[Data about app and page elements]
+ + + +

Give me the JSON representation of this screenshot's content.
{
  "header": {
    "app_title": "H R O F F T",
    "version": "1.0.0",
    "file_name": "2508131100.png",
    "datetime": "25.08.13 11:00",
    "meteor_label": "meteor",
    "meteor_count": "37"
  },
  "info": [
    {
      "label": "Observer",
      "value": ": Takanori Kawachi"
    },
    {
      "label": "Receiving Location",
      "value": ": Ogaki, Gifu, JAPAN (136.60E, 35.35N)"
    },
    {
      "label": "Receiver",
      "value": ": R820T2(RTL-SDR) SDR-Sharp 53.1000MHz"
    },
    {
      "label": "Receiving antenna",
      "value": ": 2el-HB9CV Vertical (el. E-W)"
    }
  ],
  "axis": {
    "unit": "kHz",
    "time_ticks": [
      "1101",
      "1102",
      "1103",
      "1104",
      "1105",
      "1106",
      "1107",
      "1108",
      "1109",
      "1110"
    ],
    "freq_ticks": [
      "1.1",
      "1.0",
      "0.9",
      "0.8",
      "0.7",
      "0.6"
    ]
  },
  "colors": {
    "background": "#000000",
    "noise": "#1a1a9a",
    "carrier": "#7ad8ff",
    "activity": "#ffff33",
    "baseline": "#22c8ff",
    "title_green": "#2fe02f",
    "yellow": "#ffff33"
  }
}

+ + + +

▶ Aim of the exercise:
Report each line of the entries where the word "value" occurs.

▶ Solved problem:
      "value": ": Takanori Kawachi"
      "value": ": Ogaki, Gifu, JAPAN (136.60E, 35.35N)"
      "value": ": R820T2(RTL-SDR) SDR-Sharp 53.1000MHz"
      "value": ": 2el-HB9CV Vertical (el. E-W)"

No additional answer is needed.